BY: AL DONATO
Gender as we know it is a lie. The male-female binary is a social construct, ignoring intersex, trans, genderqueer, and other non-binary individuals whose identities aren’t the same as the sex assigned at birth.
Unfortunately, it’s a lie swathed in many pervasive institutions our society upholds, the most damning of which is language.
Imagine living in a world where your very existence was unspeakable. When you try to refer to yourself, you’re met with confusion, disgust, or ignored altogether.
It’s a reality for many people who don’t identify as male or female. For them, non-normative pronouns such as xe or zie or ze instead of he or she – all pronounced “zee” – allow them to define themselves on their own terms. Unfortunately, for many, doing so invites harassment.
Albi*, a 29-year-old web designer and proofreader, uses zie, hir, and hirs pronouns (pronounced here, and heres). Albi first discovered zie a decade ago, browsing the Internet in hir high school library.
“I thought zie/hir were neat. I tried them out a few times when I wrote short stories and poems. I even used them for myself online, very early on, and liked how they felt,” Albi says. “It wasn’t until years later in my almost-30s that I’ve looked more into that and put the puzzle clues together.”
However, zie often falls back on they, them, and theirs to avoid negative confrontations.
“Somebody actually had the nerve to tell me my pronouns were used by ‘whiny attention whores’… needless to say we’re no longer friends,” says Albi.
English, this capricious pilfered bastardization of other cultures’ tongues we speak, is constantly mutating to accommodate our selfies, twerking and amazeballs (all words recognized by the Oxford Dictionary), but has yet to accept alternatives to masculine and feminine singular pronouns.
In Canada, the Vancouver school board has faced a backlash for approving a policy allowing students to be referred to as xe, xym, and xyr, which are pronounced like zee, zem, and zur. For dissenters, their issues ranged from grammatical to medical, reasons that all disregard how students themselves identified.
College graduate Gabriel Antonio, 22, uses ze, hir, and hirs. Antonio noticed students were mostly receptive of hir pronouns. Adults were a different story.
Teachers’ reactions went from not using any pronouns at all with Antonio to telling hir they weren’t going to use hir “made up, fake sounding pronouns.”
“At this point my friends and most of my nuclear family know my preferred pronouns, but no one in my family really uses them. In college I used ze and hir everywhere because people were willing and able to use them,” Antonio says.
For Albi, zie is frequently misgendered by co-workers who excuse their intentional ignorance of Albi’s identity because they say gendered pronouns are “better for business”.
“There’s the unfortunate implication that I can’t appear too different – I can be queer, I can be poly, but I better stay in that gender box,” Albi says. “I call them out on it fairly regularly.“
A lot of this controversy hinges on the misconception that non-normative pronouns are new.
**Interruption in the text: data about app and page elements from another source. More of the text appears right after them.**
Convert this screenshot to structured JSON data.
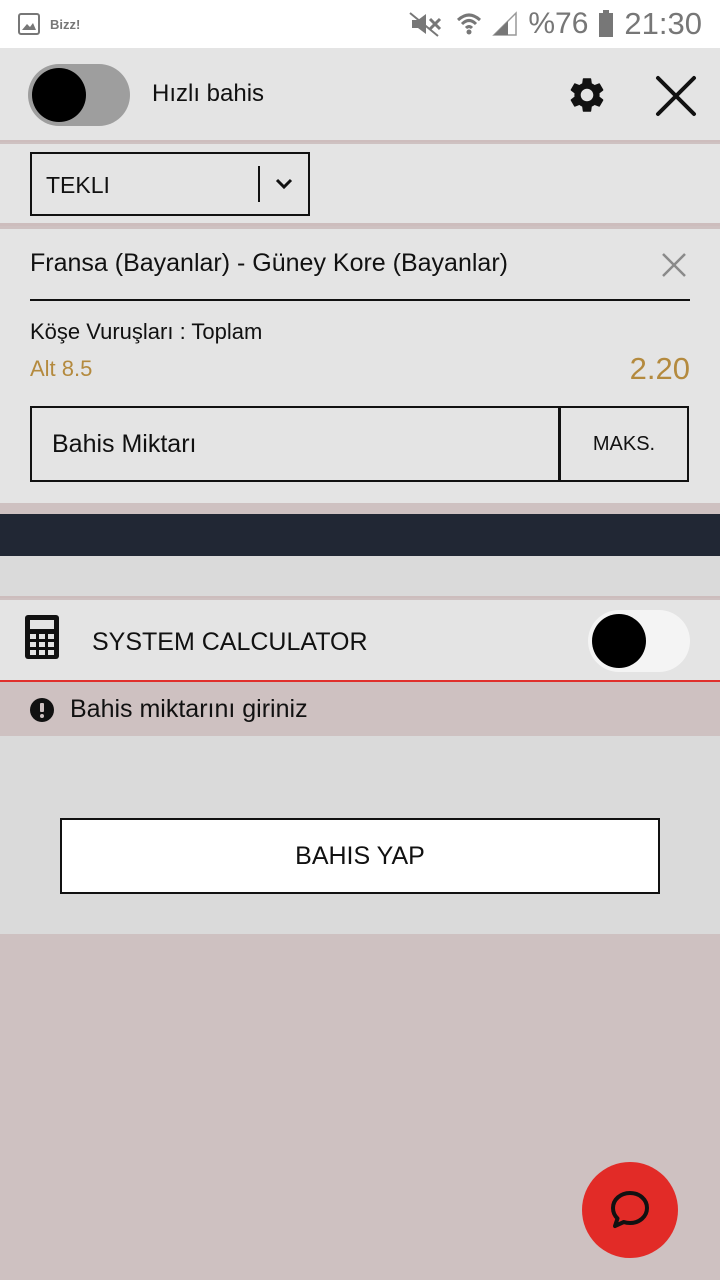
{
  "status_bar": {
    "app_name": "Bizz!",
    "battery": "%76",
    "time": "21:30"
  },
  "header": {
    "quick_bet_label": "Hızlı bahis"
  },
  "bet_type": {
    "selected": "TEKLI"
  },
  "bet": {
    "match": "Fransa (Bayanlar) - Güney Kore (Bayanlar)",
    "market": "Köşe Vuruşları : Toplam",
    "selection": "Alt 8.5",
    "odds": "2.20",
    "stake_placeholder": "Bahis Miktarı",
    "max_label": "MAKS."
  },
  "system_calculator": {
    "label": "SYSTEM CALCULATOR"
  },
  "warning": {
    "text": "Bahis miktarını giriniz"
  },
  "place_bet": {
    "label": "BAHIS YAP"
  },
  "colors": {
    "odds": "#b48a3e",
    "dark_bar": "#212734",
    "chat_fab": "#e22b27",
    "warning_line": "#e0302c"
  }
}
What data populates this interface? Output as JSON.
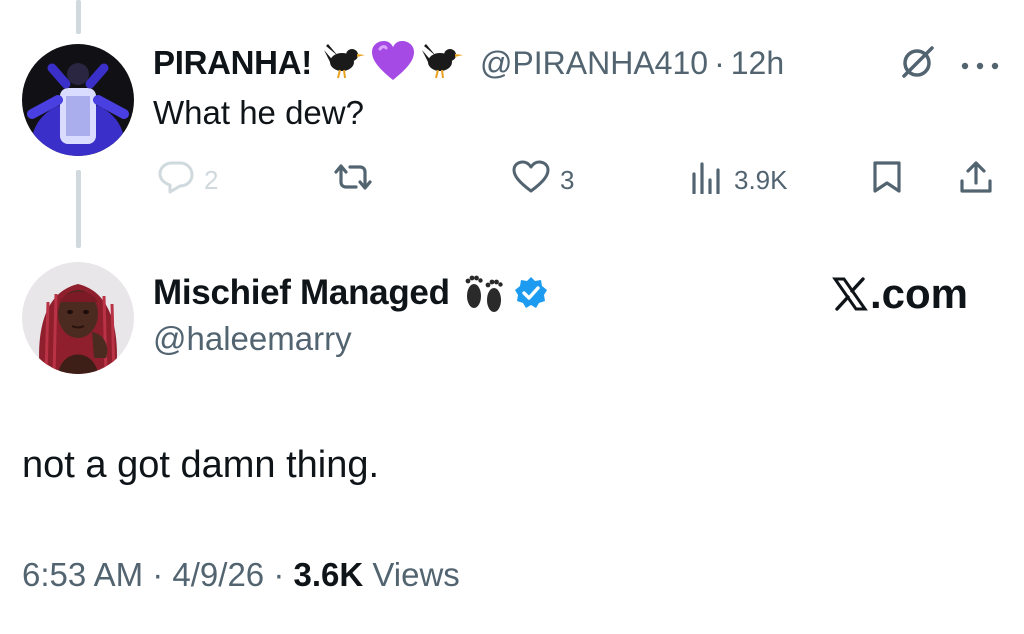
{
  "parent_tweet": {
    "display_name": "PIRANHA!",
    "emoji_icons": [
      "blackbird-emoji-icon",
      "purple-heart-emoji-icon",
      "blackbird-emoji-icon"
    ],
    "handle": "@PIRANHA410",
    "separator": "·",
    "time": "12h",
    "text": "What he dew?",
    "actions": {
      "reply_count": "2",
      "repost_count": "",
      "like_count": "3",
      "views_count": "3.9K"
    }
  },
  "reply_tweet": {
    "display_name": "Mischief Managed",
    "emoji_icon": "footprints-emoji-icon",
    "verified": true,
    "handle": "@haleemarry",
    "watermark": ".com",
    "text": "not a got damn thing.",
    "meta": {
      "time": "6:53 AM",
      "sep1": " · ",
      "date": "4/9/26",
      "sep2": " · ",
      "views_count": "3.6K",
      "views_label": " Views"
    }
  },
  "colors": {
    "text_primary": "#0f1419",
    "text_secondary": "#536471",
    "thread_line": "#cfd9de",
    "verified_blue": "#1d9bf0",
    "purple_heart": "#a64ae6"
  }
}
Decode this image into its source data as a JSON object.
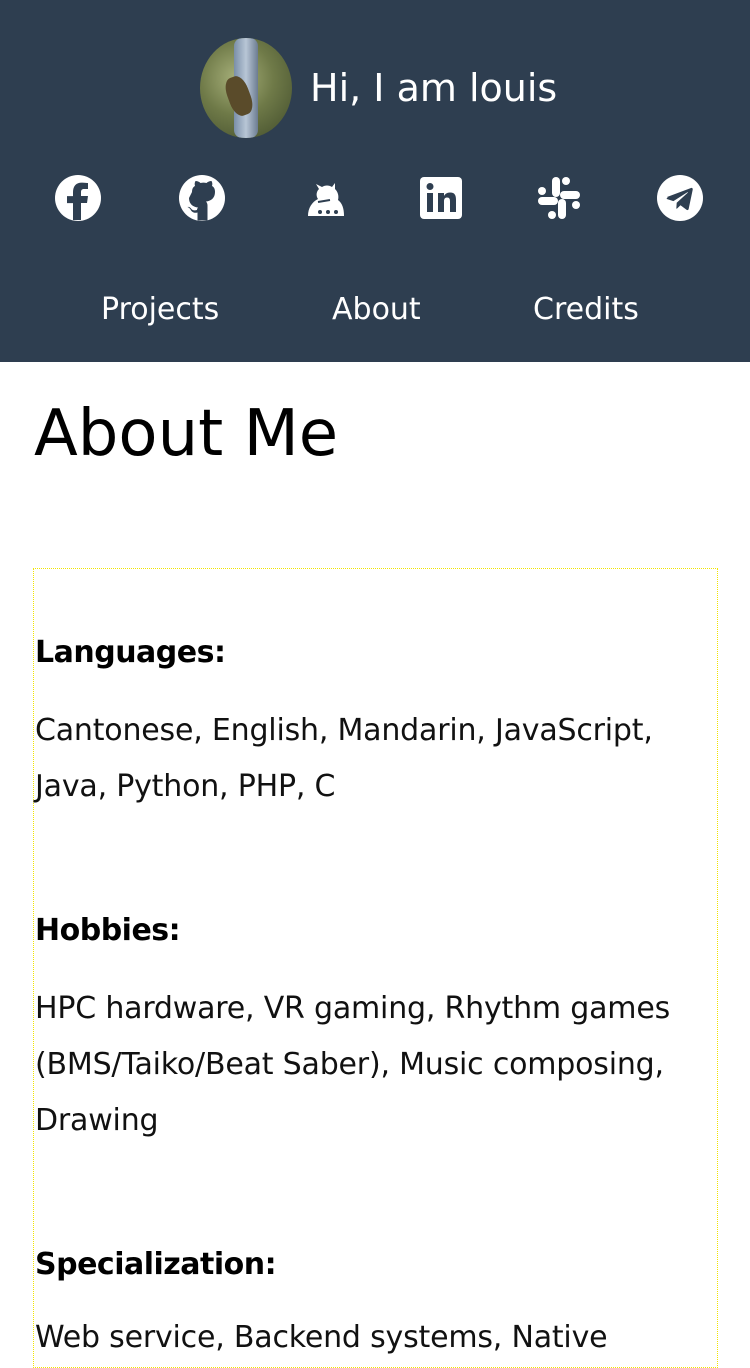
{
  "header": {
    "greeting": "Hi, I am louis",
    "avatar_alt": "profile photo of a bug on a tree trunk",
    "background": "#2e3e50",
    "social_icons": [
      {
        "name": "facebook-icon"
      },
      {
        "name": "github-icon"
      },
      {
        "name": "warframe-icon"
      },
      {
        "name": "linkedin-icon"
      },
      {
        "name": "slack-icon"
      },
      {
        "name": "telegram-icon"
      }
    ],
    "nav": {
      "projects": "Projects",
      "about": "About",
      "credits": "Credits"
    }
  },
  "main": {
    "title": "About Me",
    "sections": {
      "languages": {
        "heading": "Languages:",
        "body": "Cantonese, English, Mandarin, JavaScript, Java, Python, PHP, C"
      },
      "hobbies": {
        "heading": "Hobbies:",
        "body": "HPC hardware, VR gaming, Rhythm games (BMS/Taiko/Beat Saber), Music composing, Drawing"
      },
      "specialization": {
        "heading": "Specialization:",
        "body": "Web service, Backend systems, Native"
      }
    }
  },
  "colors": {
    "header_bg": "#2e3e50",
    "content_border": "#f2e600",
    "text": "#000000"
  }
}
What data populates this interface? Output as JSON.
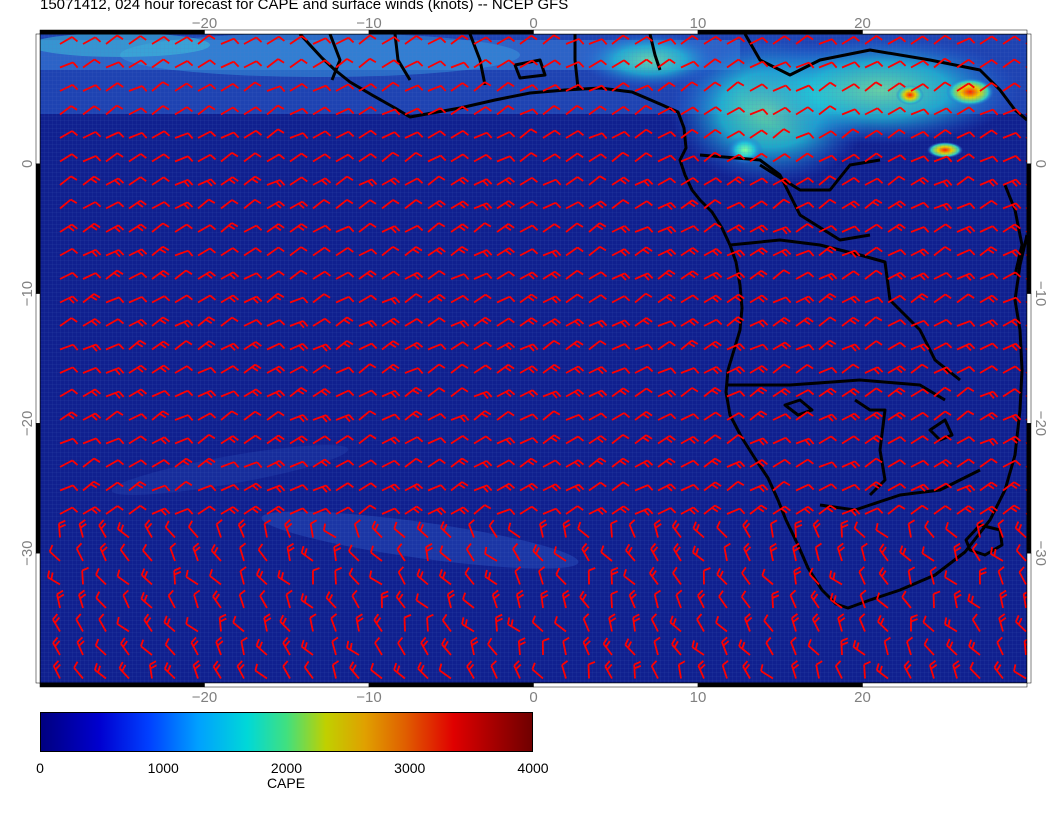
{
  "title": "15071412, 024 hour forecast for CAPE and surface winds (knots) -- NCEP GFS",
  "map": {
    "lon_range": [
      -30,
      30
    ],
    "lat_range": [
      -40,
      10
    ],
    "lon_ticks": [
      {
        "value": -20,
        "label": "−20"
      },
      {
        "value": -10,
        "label": "−10"
      },
      {
        "value": 0,
        "label": "0"
      },
      {
        "value": 10,
        "label": "10"
      },
      {
        "value": 20,
        "label": "20"
      }
    ],
    "lat_ticks": [
      {
        "value": 0,
        "label": "0"
      },
      {
        "value": -10,
        "label": "−10"
      },
      {
        "value": -20,
        "label": "−20"
      },
      {
        "value": -30,
        "label": "−30"
      }
    ],
    "ocean_color": "#10208f",
    "coast_color": "#000000",
    "barb_color": "#ff0000"
  },
  "colorbar": {
    "label": "CAPE",
    "ticks": [
      "0",
      "1000",
      "2000",
      "3000",
      "4000"
    ],
    "range": [
      0,
      4000
    ]
  }
}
Over a century ago, gender-neutral pronouns like thon rose to prominence, but failed to catch on in mainstream vernacular. Science fiction, a genre keen to dismantle societal conventions, is rife with invented pronouns; in the animated movie Futurama: The Beast With a Billion Backs, Yivo is a tentacled life-form that attempts to date the entire universe, and is referred to by Yivo’s preferred pronouns shklee and shkleer.
Then there’s the argument for non-normative pronouns gaining traction in casual conversation before official recognition— a harsh sell when the conversations that are being held actively attempt to unmake them.
Albi says zie doesn’t have the energy to deal with the blowback from those against hir pronouns.
“They seem to want to prioritize rigid linguistic rules over people’s well-being and self-identification. It’s funny because language is ever-evolving along with people, and I find it counter-productive to be so inflexible because of ‘linguistic challenges,'” Albi says.
The pervasive rejection of gender-variant individuals in North America isn’t happening abroad. In Europe, Sweden pioneers gender-neutral child rearing with hen, a pronoun that replaces he and she in Swedish nurseries and has been used in magazines, children’s books, and government documents.
It’s an attitude more prevalent in the West’s digital spheres, where personas and indirect interaction breeds safe spaces for questioning and exploring gender. Blogs, resources and lists of emerging pronouns chronicle gender-variant lives that would be undocumented or otherwise neglected.
In a time where visibility spurs validity more than ever, the struggle for pronoun recognition will continue online and offline. And Albi welcomes the attention.
“People who are just curious can be informed, and those that are questioning can see that there are options for gender – and they are all valid. We’re here, we’re sometimes neither, get used to it.”
*alias used to protect the individual